Don is one of the best known modern wargamers in the world, if not the best known.   He has been a leading light in the hobby since the early 1960s and has written a long list of Wargaming books.   He is one of the very few personalities in the hobby that I have never heard a bad word written about.   For the past 20 years he has been a legend and few would have dared to criticise his work.   On the two forums which I follow there have been pages and pages of posts in praise of him.   The worse thing I read was that one or two, of the younger members, had not read his books.   But even they acknowledged that he had had an influence on their own hero’s.

My introduction to the hobby was when I found a copy of “Charge or how to Play Wargames” in the local library.   I am not sure, but I think, that there was a mention of Don Featherstone’s “Wargamers Newsletter” in there.

I loved the newsletter.   I can remember the joy of receiving the small brown envelope each month and the anticipation of opening the first page.   Even then it looked very amateur and old fashioned, with its smudged writing and tiny print.   But it provided much more enjoyment than the later glossy magazines like “Miniature Wargaming” and “Wargames Illustrated” etc.

I can still remember, almost word for word, my favourite article.  It was called “At the Colonel’s Table”.   It was the fictional tale of a novice wargamer invited to play at the great Colonel’s wargames table.   Whilst they were having a break for dinner, with a glass of wine, the dastardly Colonel slipped away to move his model soldiers to avoid defeat.   The article was spread over two issues, and it was a long month waiting for part two.

Most people praised his many books on Wargaming.   To be honest I found them boring.  I have never been one to learn rules quickly or easily.   I bought every single book as they became available.  I also read them cover to cover.   But I found it hard going.  Very much like reading a technical manual.    Nowhere near as good as the very readable “Charge”.

Some were easier, such as “Wargames Campaigns”.   But my favourite was a soft cover books called, I think, “Wargamers Handbook”.   In contained sections on different aspects of the hobby, and I was particularly interested on the section on museums.   I am pretty sure that it was here I found the first mention of Kulmbach museum of tin figures.   Jan and I spend a marvellous weekend at nearby Nuremburg and spent a whole day studying the displays in the lovely old castle of Kulmbach.

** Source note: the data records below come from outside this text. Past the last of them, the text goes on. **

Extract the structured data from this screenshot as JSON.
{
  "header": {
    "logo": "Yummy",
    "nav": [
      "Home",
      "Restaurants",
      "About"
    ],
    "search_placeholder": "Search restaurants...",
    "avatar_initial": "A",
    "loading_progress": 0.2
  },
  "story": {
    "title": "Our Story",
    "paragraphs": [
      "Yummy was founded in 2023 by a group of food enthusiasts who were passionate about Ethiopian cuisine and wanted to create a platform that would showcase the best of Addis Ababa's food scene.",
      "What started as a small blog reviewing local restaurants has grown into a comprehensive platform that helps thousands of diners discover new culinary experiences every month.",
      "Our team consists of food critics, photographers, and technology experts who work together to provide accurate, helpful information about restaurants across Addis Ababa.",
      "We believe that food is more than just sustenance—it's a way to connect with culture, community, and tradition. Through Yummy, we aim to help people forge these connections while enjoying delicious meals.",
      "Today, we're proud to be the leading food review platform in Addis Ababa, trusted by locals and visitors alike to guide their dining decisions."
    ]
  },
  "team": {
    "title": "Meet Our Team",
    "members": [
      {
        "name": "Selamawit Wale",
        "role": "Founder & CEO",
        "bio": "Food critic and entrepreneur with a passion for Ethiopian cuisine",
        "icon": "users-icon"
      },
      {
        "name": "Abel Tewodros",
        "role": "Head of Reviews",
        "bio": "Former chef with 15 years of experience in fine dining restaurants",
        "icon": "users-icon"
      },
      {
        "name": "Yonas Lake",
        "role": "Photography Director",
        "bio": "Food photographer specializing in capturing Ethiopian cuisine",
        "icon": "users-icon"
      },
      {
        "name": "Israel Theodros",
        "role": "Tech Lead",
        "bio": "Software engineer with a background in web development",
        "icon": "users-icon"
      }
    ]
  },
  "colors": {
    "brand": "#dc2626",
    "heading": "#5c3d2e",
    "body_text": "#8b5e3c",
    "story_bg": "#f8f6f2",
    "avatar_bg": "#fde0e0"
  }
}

In 1982 we moved to Salisbury, and met Don a few times.   I remember we went to a few of his monthly military lunches in Southampton, where he would have a well known guest speaker.    He was always very friendly and approachable.   He was a legend even then, but always without “airs or graces” as my mum would have said.

So though I never did play his rules, and often found his books pretty heavy going, he was always there in the background.   “Wargamers Newsletter” provided me with hours and hours of enjoyment.  

He had, as they say, “a very good innings”.   He obviously loved the hobby and must have gained great satisfaction from his acknowledged contribution and being accepted as the “Grandfather (or perhaps Godfather) of modern wargaming”.

Thanks Don.   RIP